ask a pro - phil gaimon

one of islay's local businesses relies upon a voluntary board of directors on the parent organisation to operate the company. this, strange to relate, is not a particularly unusual situation, however, disagreeable it may appear. as with many an organisation of similar constitution, these board members are required to stand-down after a predetermined period on the board, at which time, new incumbents will step up to the plate and take over the reins left vacant.

the oddity of a situation such as this is that any particular board of directors will spend their two or three years in situ learning how best to run the business, along with all the little quirks and oddities that such will require. and having learned, they will then take this experience with them on departure, leaving their successors to start all over again.

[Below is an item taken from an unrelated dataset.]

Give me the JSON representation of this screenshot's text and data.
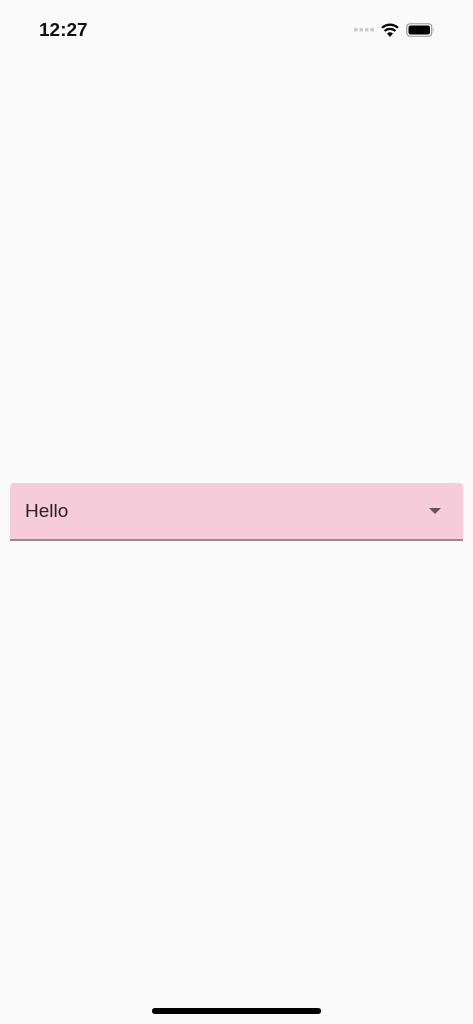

in order that the latter process become less iniquitous than it might seem, each new director is provided with an induction pack, a selection of papers and the like that will offer them an insight into the history of the business, its principal purpose and the staff that run the facility on a daily basis. it might not be the perfect solution, but it is likely he best that can be achieved under the circumstances.

so how does that work should you harbour desires to join the professional peloton? for instance, where should you send your rèsumé to be considered for a race team? how much chamois cream should be used at one sitting (pardon the pun)? and what do you do if you don't like the products provided by your team sponsor?

these are but three questions that might give cause for endless debate in the sunday morning g.c. ristorante debbie's peloton, but since none of us are, or ever will be, professional cyclists, the answers must be considered pure conjecture. if only we had a handy pro rider to answer all those awkward and completely irrelevant questions that come to mind when we ought better to be concentrating on the traffic through which we ride.

though hailing from across the pond, the very fellow we seek is phil gaimon, late of the worldtour peloton and writer of a regular column in velonews, where he indulged inquisitive and arcane queries from the great unwashed on a frequent basis. ask a pro is the handy compendium that has resulted from such diligence in the face of questionable adversity.

thankfully, rather than adopt a stentorian tone or a gaze of seriousness cultivated to discourage the ephemeral from being phrased as a question, phil gaimon is owner of an admirably tolerant sense of humour. his book is curated into a series of logical sections consisting of neo pro, continental pro and ultimately world tour pro, followed a by a series of appendices such as how to win the race buffet, a guide to host housing and race warm-up routine. the final too hot for velonews is a bit of a humorous red herring.

it would be disingenuous of me to pretend that each and every question and answer shares the temerity of "What kind of power numbers do you put out at threshold?". serious questions such as "Ant-doping wants to know where you are and what you're doing at all times. What's the process, how much really has to be documented and how do you feel about it?" gaimon answers that particular question with the seriousness it deserves, but lightens the mood with a couple of smileable footnotes. and with queries such as "After a crash, why do pros get up and continue, even if they're going to drop out of the race? Why don't they just get into a car and quit right there?", phil offers both serious and less serious answers in his three part riposte.

in short, ask a pro is more or less the perfect book, one that is entertaining, humorous, serious, informative and not one that has need of being read cover to cover in sequence. it's possible that even a mild perusal of the book's contents may bring you to more than one or two questions you yourself have often thought of asking, the answers to which might be of greater priority than some, or all of the others. granted, it's always possible that had the book asked a different pro, the answers might differ wildly; one can think of a particular texan, for example.

however, it's more than likely that the would-be or neo-pro will still require to gain both knowledge and experience in the time-honoured fashion; on the bike in the peloton during races they've scarcely ever heard of. but for those of us endeared of a series of awkward questions during the sunday morning bike ride, this will do very nicely thank you.

velopress publications are distributed in the uk by cordee books.

tuesday 6 june 2017

twmp ..........................................................................................................................................................................................................